## RECORDS PROVIDED
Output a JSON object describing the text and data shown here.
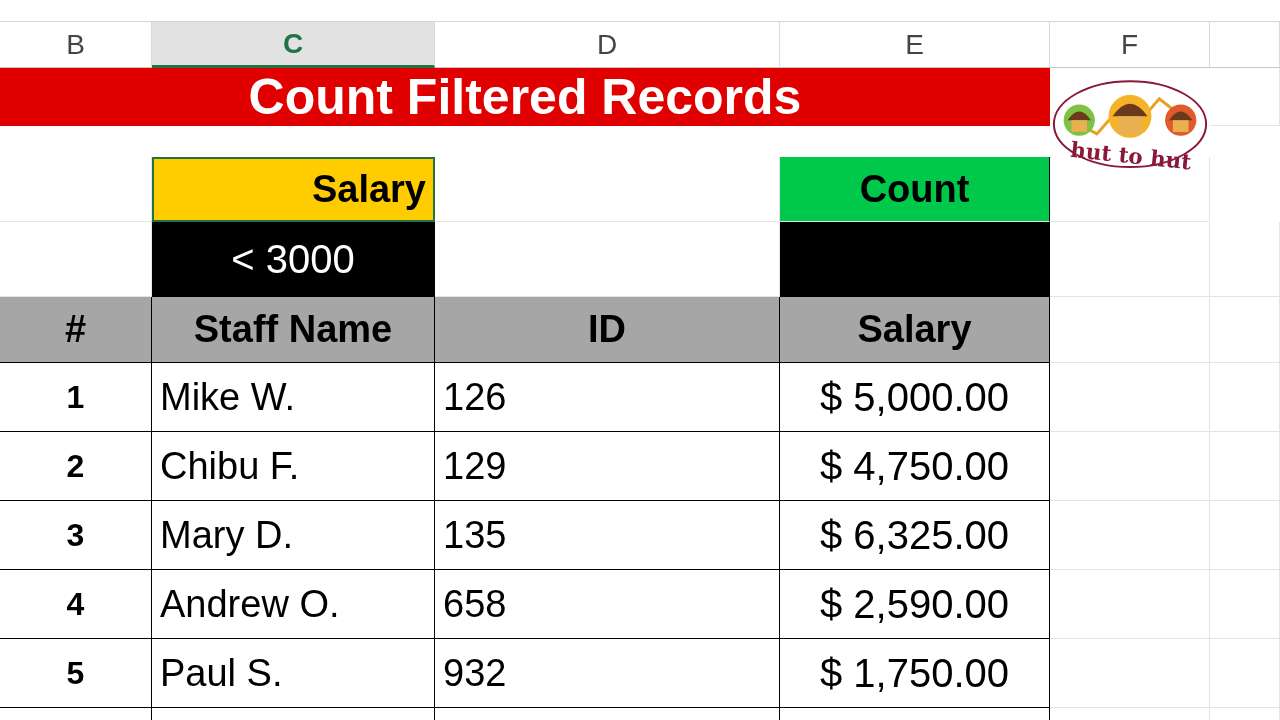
{
  "column_headers": [
    {
      "label": "B",
      "selected": false
    },
    {
      "label": "C",
      "selected": true
    },
    {
      "label": "D",
      "selected": false
    },
    {
      "label": "E",
      "selected": false
    },
    {
      "label": "F",
      "selected": false
    }
  ],
  "title": "Count Filtered Records",
  "logo": {
    "text": "hut to hut"
  },
  "criteria": {
    "header": "Salary",
    "value": "< 3000",
    "selected": true
  },
  "count": {
    "header": "Count"
  },
  "table": {
    "columns": [
      "#",
      "Staff Name",
      "ID",
      "Salary"
    ],
    "rows": [
      {
        "num": "1",
        "name": "Mike W.",
        "id": "126",
        "salary": "$ 5,000.00"
      },
      {
        "num": "2",
        "name": "Chibu F.",
        "id": "129",
        "salary": "$ 4,750.00"
      },
      {
        "num": "3",
        "name": "Mary D.",
        "id": "135",
        "salary": "$ 6,325.00"
      },
      {
        "num": "4",
        "name": "Andrew O.",
        "id": "658",
        "salary": "$ 2,590.00"
      },
      {
        "num": "5",
        "name": "Paul S.",
        "id": "932",
        "salary": "$ 1,750.00"
      }
    ]
  }
}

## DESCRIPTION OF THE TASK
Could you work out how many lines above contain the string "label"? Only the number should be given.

## OUTPUT
5